EXERCISE DETAILS.
Write out every entry exactly as given, but omit the pictures.
######
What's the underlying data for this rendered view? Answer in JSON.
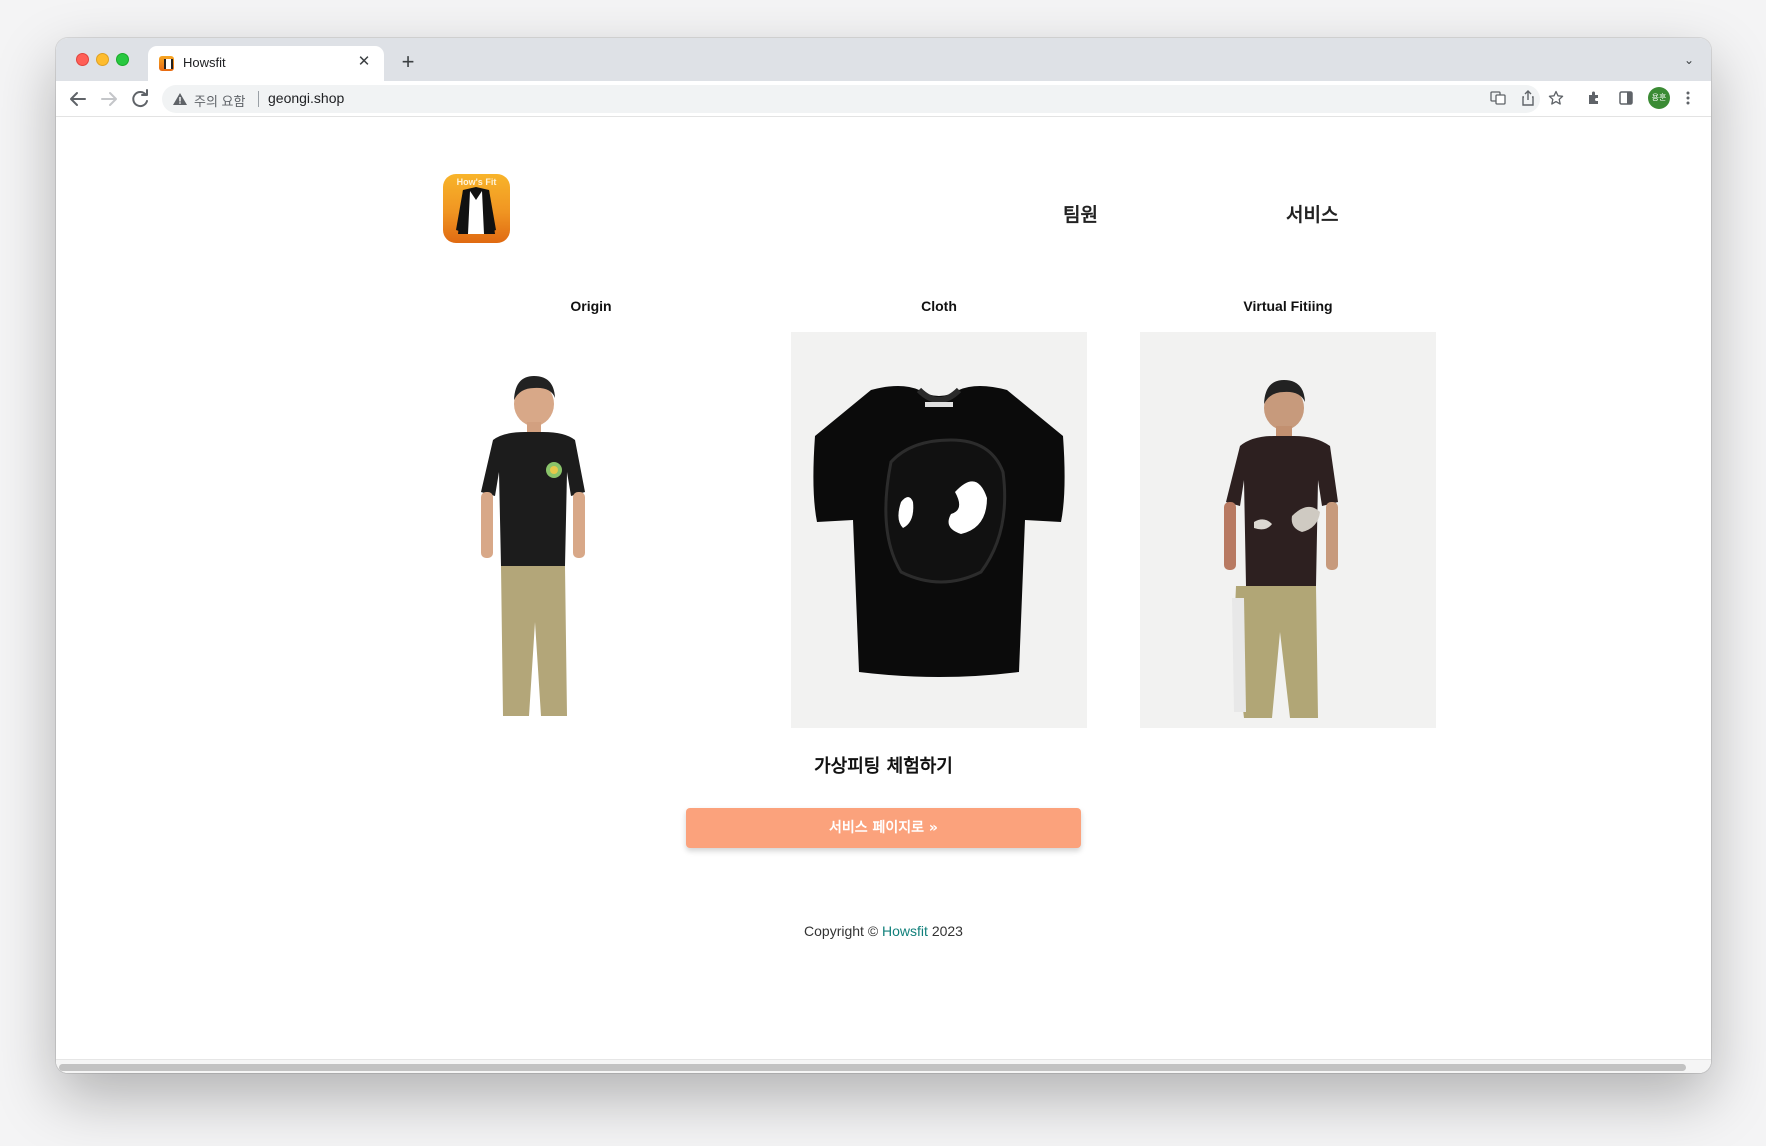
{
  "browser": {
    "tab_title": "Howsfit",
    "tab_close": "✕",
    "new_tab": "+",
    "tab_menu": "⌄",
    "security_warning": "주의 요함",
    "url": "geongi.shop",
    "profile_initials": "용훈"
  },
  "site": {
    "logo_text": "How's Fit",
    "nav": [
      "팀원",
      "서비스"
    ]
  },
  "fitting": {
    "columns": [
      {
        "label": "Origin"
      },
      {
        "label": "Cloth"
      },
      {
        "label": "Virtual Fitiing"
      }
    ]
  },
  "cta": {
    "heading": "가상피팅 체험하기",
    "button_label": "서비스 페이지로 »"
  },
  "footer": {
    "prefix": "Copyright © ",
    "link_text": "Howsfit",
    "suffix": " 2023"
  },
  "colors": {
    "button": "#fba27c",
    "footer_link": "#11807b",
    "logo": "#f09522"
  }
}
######
ANSWER.
What's the underlying data for this rendered view? Answer in JSON.
{
  "browser": {
    "tab_title": "Howsfit",
    "tab_close": "✕",
    "new_tab": "+",
    "tab_menu": "⌄",
    "security_warning": "주의 요함",
    "url": "geongi.shop",
    "profile_initials": "용훈"
  },
  "site": {
    "logo_text": "How's Fit",
    "nav": [
      "팀원",
      "서비스"
    ]
  },
  "fitting": {
    "columns": [
      {
        "label": "Origin"
      },
      {
        "label": "Cloth"
      },
      {
        "label": "Virtual Fitiing"
      }
    ]
  },
  "cta": {
    "heading": "가상피팅 체험하기",
    "button_label": "서비스 페이지로 »"
  },
  "footer": {
    "prefix": "Copyright © ",
    "link_text": "Howsfit",
    "suffix": " 2023"
  },
  "colors": {
    "button": "#fba27c",
    "footer_link": "#11807b",
    "logo": "#f09522"
  }
}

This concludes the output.